Australian drug smugglers Myuran Sukumaran and Andrew Chan have lodged handwritten letters to Indonesia’s president appealing for mercy as part of an application to have their death sentences reviewed.
In their letters written in Indonesian, Chan admits he deserves to be in jail but can be repaired, while Sukumaran insists prison has changed him into an extraordinary and good man.
In his statement to President Joko Widodo and the Supreme Court chairman, Chan writes that life in prison is tough but he is not complaining, “because I know I deserved to be jailed for quite a long time”.
He begs for the president and court to note his rehabilitation during his decade on death row.
“I’m like a broken cup, but that doesn’t mean I can’t be repaired,” he writes.
Sukumaran’s letter begins by apologising for a crime committed when he was “very young and foolish and uneducated”.
He writes about the computer and art classes in Kerobokan jail and how, through teaching others, they have taught him.
“In a way, Bapak, I would like to thank you even though I’m in prison,” Sukumaran writes.
“If the lowest point of a society is prison, then it must be noted that your prison has changed me into an extraordinary person, a good man, an educated man.”
The Bali Nine ringleaders, who have been on death row in Kerobokan prison for 10 years, were unable to apply for the judicial review in person, so a court registrar visited them.
With their application accepted, their legal team hopes arguments about their rehabilitation and past misapplications of law can be considered.
They want the Australians’ death sentences to be commuted to 20 years in jail.
Legal uncertainty over whether the courts can hear a second judicial review, known as a PK, persists.
Lawyer Todung Mulya Lubis said the pair’s execution should be suspended.
“There should not be an execution because the legal process should be respected as well,” he told reporters outside Kerobokan jail on Friday.
Prime Minister Tony Abbott has also vouched for the men’s reform.
He has promised to continue pressing their case with Indonesia, where Mr Joko has promised “no compromise” on executing drug offenders.
Mr Joko points to a study that suggests 18,000 Indonesians die from drug-related deaths every year.
Another motivation for his get-tough approach on drugs may be the polls that show his approval rating is plummeting after only 100 days in office.
Home support for the Australians is also swelling, with the Mercy Campaign petition reaching 135,000 signatures following Thursday night’s candlelight vigil in Sydney.
Indonesia’s attorney-general says the Australians are being considered for the next round of executions, at a time to be determined.

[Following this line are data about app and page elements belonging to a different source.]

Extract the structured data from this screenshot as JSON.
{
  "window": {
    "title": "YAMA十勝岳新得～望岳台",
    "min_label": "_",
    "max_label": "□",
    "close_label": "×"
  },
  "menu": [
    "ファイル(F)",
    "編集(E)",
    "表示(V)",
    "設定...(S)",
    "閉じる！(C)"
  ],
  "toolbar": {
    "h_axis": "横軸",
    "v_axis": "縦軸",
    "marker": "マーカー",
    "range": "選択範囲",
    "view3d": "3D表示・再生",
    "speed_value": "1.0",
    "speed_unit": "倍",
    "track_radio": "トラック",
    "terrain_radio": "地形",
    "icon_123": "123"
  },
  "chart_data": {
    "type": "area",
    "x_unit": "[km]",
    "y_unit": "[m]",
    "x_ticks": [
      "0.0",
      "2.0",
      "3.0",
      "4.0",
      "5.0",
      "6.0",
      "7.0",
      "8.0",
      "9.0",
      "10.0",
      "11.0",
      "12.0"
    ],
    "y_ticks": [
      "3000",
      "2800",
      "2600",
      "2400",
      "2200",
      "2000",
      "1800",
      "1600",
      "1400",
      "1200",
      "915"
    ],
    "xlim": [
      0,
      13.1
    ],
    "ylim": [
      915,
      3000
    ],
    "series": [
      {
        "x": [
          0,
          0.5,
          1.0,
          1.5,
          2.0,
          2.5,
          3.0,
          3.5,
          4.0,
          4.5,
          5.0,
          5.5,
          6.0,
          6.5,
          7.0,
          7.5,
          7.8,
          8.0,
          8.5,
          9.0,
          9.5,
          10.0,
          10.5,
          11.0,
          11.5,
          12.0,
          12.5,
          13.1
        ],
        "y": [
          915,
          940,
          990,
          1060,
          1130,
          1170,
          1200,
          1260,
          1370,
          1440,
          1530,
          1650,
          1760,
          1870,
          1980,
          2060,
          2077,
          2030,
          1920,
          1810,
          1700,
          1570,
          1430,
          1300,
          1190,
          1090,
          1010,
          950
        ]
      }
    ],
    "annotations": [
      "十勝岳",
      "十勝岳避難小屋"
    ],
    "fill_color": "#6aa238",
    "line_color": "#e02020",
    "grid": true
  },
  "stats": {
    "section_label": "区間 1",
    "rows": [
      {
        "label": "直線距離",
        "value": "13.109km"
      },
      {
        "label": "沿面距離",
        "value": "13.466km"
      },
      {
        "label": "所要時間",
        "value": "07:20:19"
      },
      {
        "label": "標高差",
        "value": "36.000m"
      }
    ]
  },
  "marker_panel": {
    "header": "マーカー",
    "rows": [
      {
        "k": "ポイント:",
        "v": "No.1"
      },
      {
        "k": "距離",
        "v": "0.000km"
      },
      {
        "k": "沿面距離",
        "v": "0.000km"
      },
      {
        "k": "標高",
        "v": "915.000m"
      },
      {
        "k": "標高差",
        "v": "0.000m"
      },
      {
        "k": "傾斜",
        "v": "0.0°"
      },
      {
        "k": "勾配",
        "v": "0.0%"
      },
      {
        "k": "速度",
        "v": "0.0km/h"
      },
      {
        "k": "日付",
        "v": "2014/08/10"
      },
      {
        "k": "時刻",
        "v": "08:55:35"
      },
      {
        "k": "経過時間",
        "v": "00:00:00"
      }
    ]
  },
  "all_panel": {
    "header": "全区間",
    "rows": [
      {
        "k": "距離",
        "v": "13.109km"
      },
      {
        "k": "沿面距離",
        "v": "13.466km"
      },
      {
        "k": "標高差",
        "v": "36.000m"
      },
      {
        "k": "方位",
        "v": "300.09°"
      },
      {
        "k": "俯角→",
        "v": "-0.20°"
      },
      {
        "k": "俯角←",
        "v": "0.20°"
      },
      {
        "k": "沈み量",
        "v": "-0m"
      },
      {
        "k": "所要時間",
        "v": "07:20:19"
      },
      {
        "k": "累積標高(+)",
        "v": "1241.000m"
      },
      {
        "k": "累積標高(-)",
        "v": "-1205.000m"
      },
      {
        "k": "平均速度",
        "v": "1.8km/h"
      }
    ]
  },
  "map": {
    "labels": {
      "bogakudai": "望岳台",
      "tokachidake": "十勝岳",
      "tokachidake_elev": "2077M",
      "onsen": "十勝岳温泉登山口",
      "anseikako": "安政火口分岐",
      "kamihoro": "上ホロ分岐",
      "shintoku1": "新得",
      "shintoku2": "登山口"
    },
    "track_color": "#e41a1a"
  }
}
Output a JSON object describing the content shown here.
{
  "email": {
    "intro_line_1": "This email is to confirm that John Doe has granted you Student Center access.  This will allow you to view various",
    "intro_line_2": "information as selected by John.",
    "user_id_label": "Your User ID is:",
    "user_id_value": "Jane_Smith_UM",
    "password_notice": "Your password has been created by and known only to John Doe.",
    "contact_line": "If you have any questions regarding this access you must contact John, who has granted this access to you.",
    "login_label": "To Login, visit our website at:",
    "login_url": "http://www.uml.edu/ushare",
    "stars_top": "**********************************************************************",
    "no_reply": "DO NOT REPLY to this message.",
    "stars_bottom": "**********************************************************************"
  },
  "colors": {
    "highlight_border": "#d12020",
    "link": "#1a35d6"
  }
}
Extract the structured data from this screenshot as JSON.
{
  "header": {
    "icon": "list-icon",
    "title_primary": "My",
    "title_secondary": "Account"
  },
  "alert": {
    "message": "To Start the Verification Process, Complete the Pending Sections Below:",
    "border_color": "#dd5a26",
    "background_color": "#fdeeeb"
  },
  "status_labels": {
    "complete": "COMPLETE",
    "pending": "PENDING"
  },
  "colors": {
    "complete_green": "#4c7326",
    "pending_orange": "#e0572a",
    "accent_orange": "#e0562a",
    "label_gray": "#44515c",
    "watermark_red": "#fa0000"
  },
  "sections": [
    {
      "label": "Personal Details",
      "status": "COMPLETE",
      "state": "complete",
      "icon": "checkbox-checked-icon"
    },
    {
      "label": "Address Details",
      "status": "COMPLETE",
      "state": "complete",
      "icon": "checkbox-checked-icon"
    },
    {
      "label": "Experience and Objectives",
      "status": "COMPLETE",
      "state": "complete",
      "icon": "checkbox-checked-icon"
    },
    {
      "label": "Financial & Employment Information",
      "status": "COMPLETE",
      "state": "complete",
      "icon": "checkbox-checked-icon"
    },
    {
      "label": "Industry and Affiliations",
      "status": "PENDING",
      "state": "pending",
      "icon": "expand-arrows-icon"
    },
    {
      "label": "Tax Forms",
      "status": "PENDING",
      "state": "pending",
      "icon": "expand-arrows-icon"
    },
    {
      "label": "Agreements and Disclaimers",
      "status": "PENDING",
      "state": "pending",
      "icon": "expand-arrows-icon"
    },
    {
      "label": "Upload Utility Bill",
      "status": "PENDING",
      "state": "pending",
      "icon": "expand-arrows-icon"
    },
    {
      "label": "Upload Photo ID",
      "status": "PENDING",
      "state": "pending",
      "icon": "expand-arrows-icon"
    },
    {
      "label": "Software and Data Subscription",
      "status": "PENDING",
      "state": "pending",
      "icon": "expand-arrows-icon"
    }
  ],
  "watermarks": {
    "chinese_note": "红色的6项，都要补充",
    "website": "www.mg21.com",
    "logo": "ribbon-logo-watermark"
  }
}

The location will likely be Nusakambangan, a prison island off central Java.
But authorities are still evaluating the location and other issues after the executions of six prisoners last week.